The last person was the one who came at me the most. She said that I was being selfish as not only will I bring a child into the world to face soci-oeconomic disadvantages, but also deal with emotional traumas that will certainly play out as behavioural issues. According to her, there is a certain stability and safety that comes with a child knowing that both of her parents are committed to each other and married. Then advised that if I had the baby fever that bad, it is better I do some good and adopt a child, than bring a fresh child, of my own blood, into such a situation.

My counter arguments were as follows: First, while parenthood outside wedlock has its own unique financial planning challenges, it is not something that cannot be tackled.  Not too long ago, the norm was one parent (the man) supporting the family and the family enjoying economic upward mobility nevertheless. My father did it. Many fathers have done it. Why then is the assumption that, as a single mother, I cannot support a child and have her enjoy the same?

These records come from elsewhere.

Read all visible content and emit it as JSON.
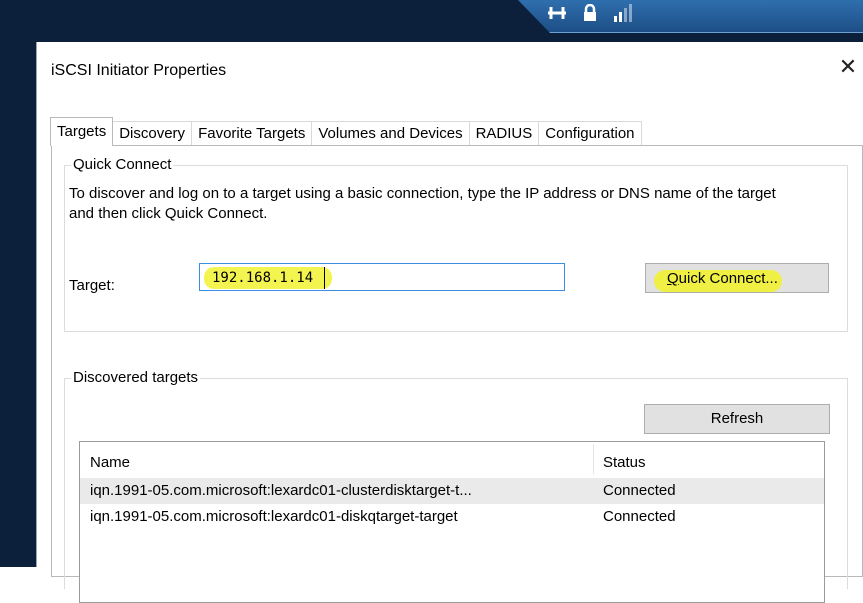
{
  "dialog": {
    "title": "iSCSI Initiator Properties",
    "close_glyph": "✕"
  },
  "tray": {
    "icons": [
      "network-icon",
      "lock-icon",
      "signal-icon"
    ],
    "glyphs": [
      "⊢⊣",
      "🔒"
    ]
  },
  "tabs": [
    {
      "label": "Targets",
      "active": true
    },
    {
      "label": "Discovery",
      "active": false
    },
    {
      "label": "Favorite Targets",
      "active": false
    },
    {
      "label": "Volumes and Devices",
      "active": false
    },
    {
      "label": "RADIUS",
      "active": false
    },
    {
      "label": "Configuration",
      "active": false
    }
  ],
  "quick_connect": {
    "group_label": "Quick Connect",
    "description": "To discover and log on to a target using a basic connection, type the IP address or DNS name of the target and then click Quick Connect.",
    "target_label": "Target:",
    "target_value": "192.168.1.14",
    "button_label_prefix": "Q",
    "button_label_rest": "uick Connect..."
  },
  "discovered": {
    "group_label": "Discovered targets",
    "refresh_label": "Refresh",
    "columns": [
      "Name",
      "Status"
    ],
    "rows": [
      {
        "name": "iqn.1991-05.com.microsoft:lexardc01-clusterdisktarget-t...",
        "status": "Connected"
      },
      {
        "name": "iqn.1991-05.com.microsoft:lexardc01-diskqtarget-target",
        "status": "Connected"
      }
    ]
  },
  "colors": {
    "highlight": "#f2f233",
    "input_border": "#3b8ee0",
    "desktop": "#0c1f3b"
  }
}
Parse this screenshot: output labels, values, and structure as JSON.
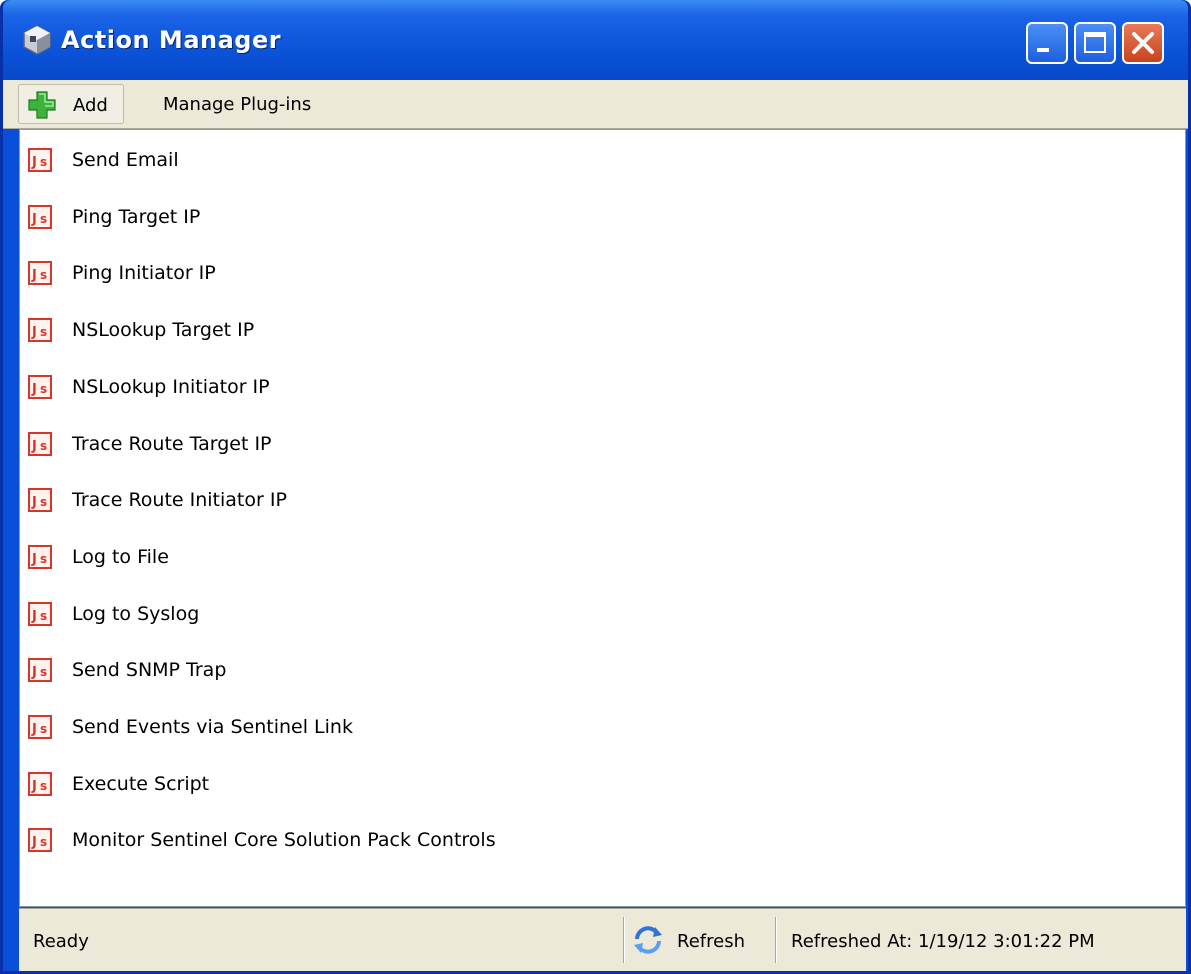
{
  "window": {
    "title": "Action Manager",
    "icon": "sentinel-cube-icon",
    "controls": [
      "minimize-icon",
      "maximize-icon",
      "close-icon"
    ]
  },
  "toolbar": {
    "add_label": "Add",
    "add_icon": "plus-icon",
    "manage_plugins_label": "Manage Plug-ins"
  },
  "actions": [
    {
      "label": "Send Email",
      "icon": "javascript-icon"
    },
    {
      "label": "Ping Target IP",
      "icon": "javascript-icon"
    },
    {
      "label": "Ping Initiator IP",
      "icon": "javascript-icon"
    },
    {
      "label": "NSLookup Target IP",
      "icon": "javascript-icon"
    },
    {
      "label": "NSLookup Initiator IP",
      "icon": "javascript-icon"
    },
    {
      "label": "Trace Route Target IP",
      "icon": "javascript-icon"
    },
    {
      "label": "Trace Route Initiator IP",
      "icon": "javascript-icon"
    },
    {
      "label": "Log to File",
      "icon": "javascript-icon"
    },
    {
      "label": "Log to Syslog",
      "icon": "javascript-icon"
    },
    {
      "label": "Send SNMP Trap",
      "icon": "javascript-icon"
    },
    {
      "label": "Send Events via Sentinel Link",
      "icon": "javascript-icon"
    },
    {
      "label": "Execute Script",
      "icon": "javascript-icon"
    },
    {
      "label": "Monitor Sentinel Core Solution Pack Controls",
      "icon": "javascript-icon"
    }
  ],
  "statusbar": {
    "status": "Ready",
    "refresh_label": "Refresh",
    "refresh_icon": "refresh-icon",
    "refreshed_at": "Refreshed At: 1/19/12 3:01:22 PM"
  },
  "colors": {
    "titlebar": "#0a52d8",
    "chrome": "#ece9d8",
    "close_button": "#c9431c",
    "add_icon": "#3cb43c",
    "item_icon": "#d7372b"
  }
}
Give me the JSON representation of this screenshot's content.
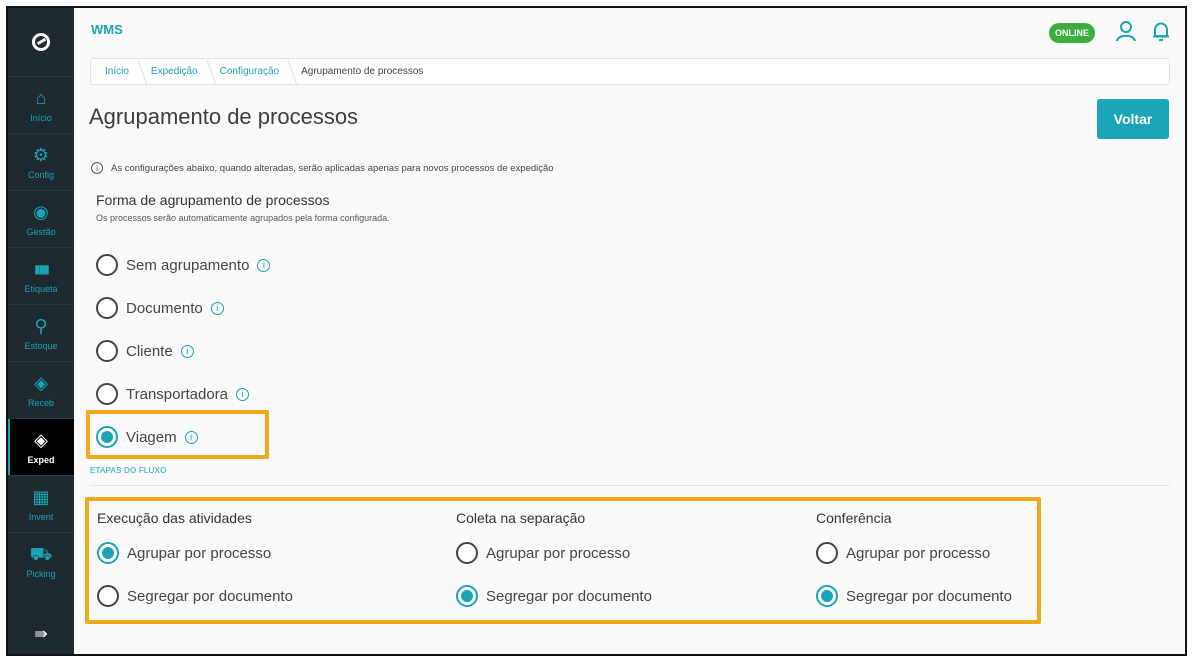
{
  "app": {
    "title": "WMS",
    "status_badge": "ONLINE"
  },
  "sidebar": {
    "items": [
      {
        "label": "Início",
        "icon": "home-icon",
        "glyph": "⌂"
      },
      {
        "label": "Config",
        "icon": "gear-icon",
        "glyph": "⚙"
      },
      {
        "label": "Gestão",
        "icon": "location-pin-icon",
        "glyph": "◉"
      },
      {
        "label": "Etiqueta",
        "icon": "barcode-icon",
        "glyph": "▮▮▮"
      },
      {
        "label": "Estoque",
        "icon": "search-icon",
        "glyph": "⚲"
      },
      {
        "label": "Receb",
        "icon": "box-icon",
        "glyph": "◈"
      },
      {
        "label": "Exped",
        "icon": "box-icon",
        "glyph": "◈",
        "active": true
      },
      {
        "label": "Invent",
        "icon": "building-icon",
        "glyph": "▦"
      },
      {
        "label": "Picking",
        "icon": "hand-truck-icon",
        "glyph": "⛟"
      }
    ],
    "collapse_glyph": "⇛"
  },
  "breadcrumb": [
    "Início",
    "Expedição",
    "Configuração",
    "Agrupamento de processos"
  ],
  "page": {
    "title": "Agrupamento de processos",
    "back_label": "Voltar",
    "info_text": "As configurações abaixo, quando alteradas, serão aplicadas apenas para novos processos de expedição"
  },
  "grouping": {
    "title": "Forma de agrupamento de processos",
    "subtitle": "Os processos serão automaticamente agrupados pela forma configurada.",
    "options": [
      {
        "label": "Sem agrupamento",
        "checked": false
      },
      {
        "label": "Documento",
        "checked": false
      },
      {
        "label": "Cliente",
        "checked": false
      },
      {
        "label": "Transportadora",
        "checked": false
      },
      {
        "label": "Viagem",
        "checked": true
      }
    ]
  },
  "steps": {
    "label": "ETAPAS DO FLUXO",
    "columns": [
      {
        "title": "Execução das atividades",
        "options": [
          "Agrupar por processo",
          "Segregar por documento"
        ],
        "selected": 0
      },
      {
        "title": "Coleta na separação",
        "options": [
          "Agrupar por processo",
          "Segregar por documento"
        ],
        "selected": 1
      },
      {
        "title": "Conferência",
        "options": [
          "Agrupar por processo",
          "Segregar por documento"
        ],
        "selected": 1
      }
    ]
  },
  "colors": {
    "accent": "#1aa4b5",
    "online": "#3cae3f",
    "highlight": "#f0a81c",
    "sidebar": "#1f2a30"
  }
}
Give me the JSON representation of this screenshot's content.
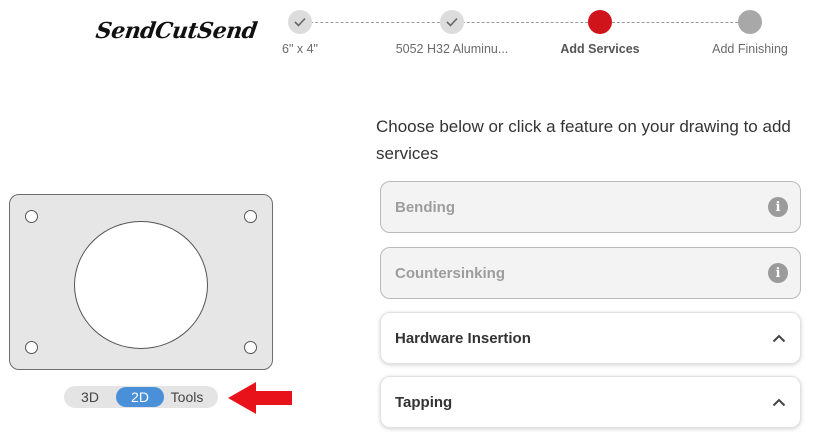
{
  "brand": {
    "logo_text": "SendCutSend"
  },
  "stepper": {
    "steps": [
      {
        "label": "6\" x 4\"",
        "state": "done"
      },
      {
        "label": "5052 H32 Aluminu...",
        "state": "done"
      },
      {
        "label": "Add Services",
        "state": "active"
      },
      {
        "label": "Add Finishing",
        "state": "todo"
      }
    ]
  },
  "viewer": {
    "toggle": {
      "options": [
        "3D",
        "2D",
        "Tools"
      ],
      "selected": "2D"
    }
  },
  "main": {
    "instructions": "Choose below or click a feature on your drawing to add services",
    "services": [
      {
        "label": "Bending",
        "state": "disabled",
        "icon": "info-icon"
      },
      {
        "label": "Countersinking",
        "state": "disabled",
        "icon": "info-icon"
      },
      {
        "label": "Hardware Insertion",
        "state": "enabled",
        "icon": "chevron-up-icon"
      },
      {
        "label": "Tapping",
        "state": "enabled",
        "icon": "chevron-up-icon"
      }
    ]
  },
  "colors": {
    "accent_red": "#d0141c",
    "toggle_blue": "#4a90d9",
    "annotation_arrow": "#e8121a"
  }
}
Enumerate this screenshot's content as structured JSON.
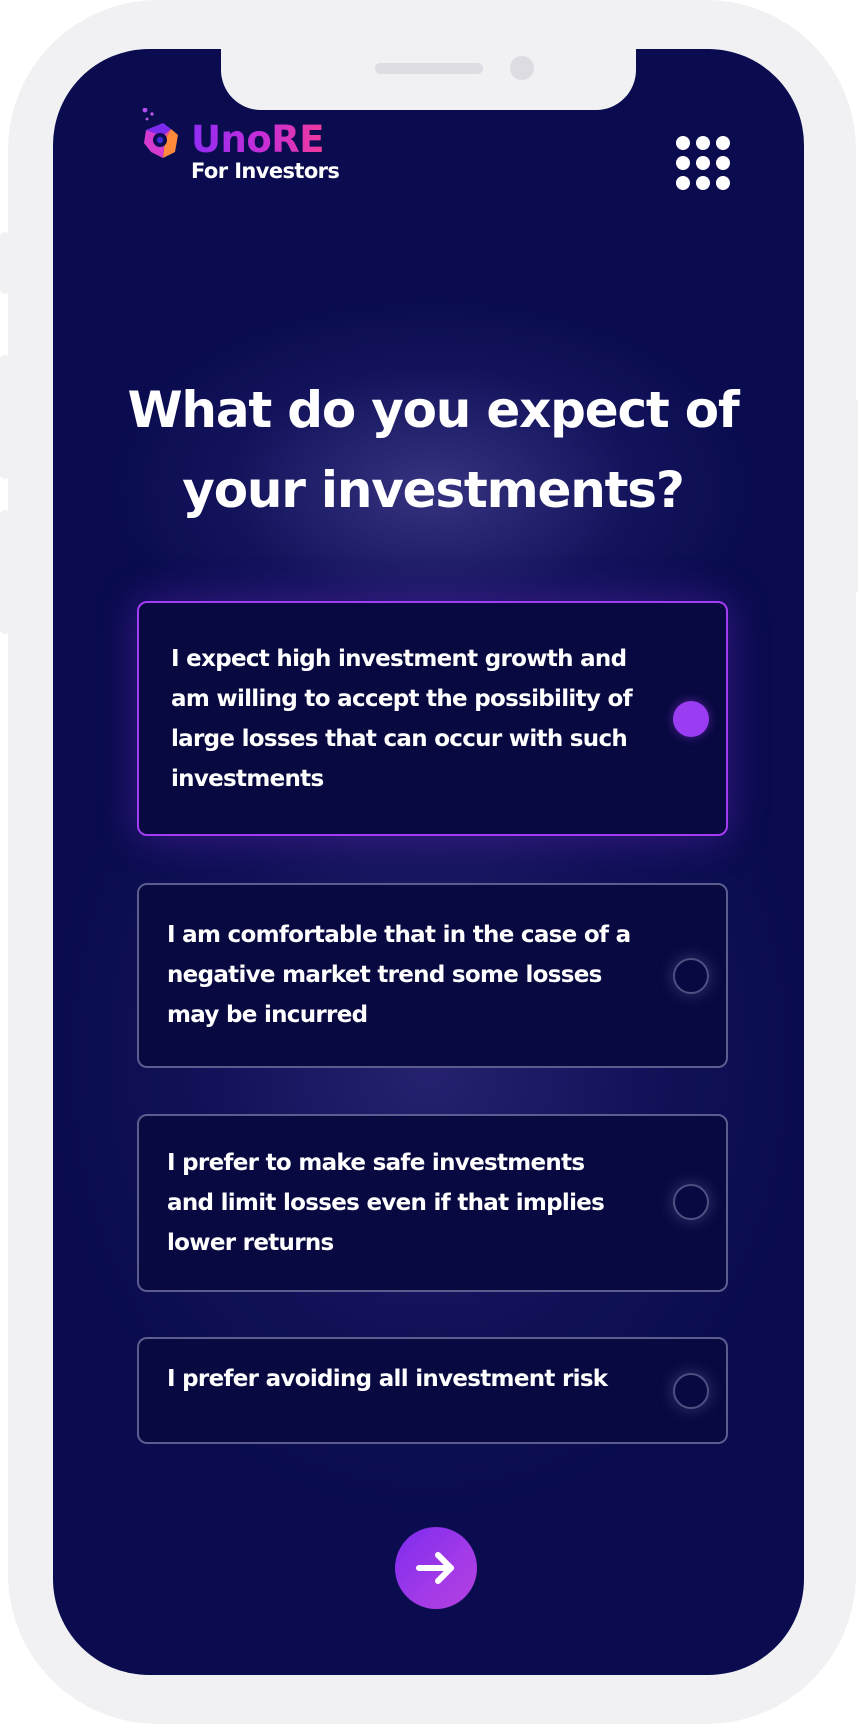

Secondly, there are many successful, well-adjusted children who come from single parent households. Being a single parent is not a guarantee that the child will be lacking emotionally or otherwise.

Lastly, what if it is part of God’s plan for me is to have a child before marriage? What if it is a grooming process for me or something? And what on earth makes bringing a child into this world “not right”?

It appears the cultural and religious views of marriage before pregnancy are still very valid. People don’t want to hear that you are a mother without a husband because it visibly screws with the stereotype. Even if you earn so much, are independent and can clearly take care of your child, they still look down at you… because it still is an “untraditional” way of bringing children into the world.

This negative reaction to single parenting is probably why people are forced to marry people they don’t want to, so that they can have a safe covering for bringing in their child to the world.  Marriage should be a commitment separate from pregnancy. People should be able to make the choice to become parents, without pressure from outside forces. What do you think?

Nkem Ndem is an energetic and highly accomplished Media Consultant who loves to help small businesses, especially women-led, grow their online presence using the right digital strategy or transition from traditional organizational boundaries. With years of experience in Copywriting and Editing, Content Branding and Strategy, Social media, and Digital Marketing, she is clearly obsessed with Digital Communications. She is the Head of Content and Lead Consultant at Black Ink Media - an Ideation and Content Agency that excels in providing fresh, creative digital services to content-centric businesses. Find out more about her at or send her an e-mail at [email protected] Also follow her on IG: @nkemndemv, Twitter: @ndemv.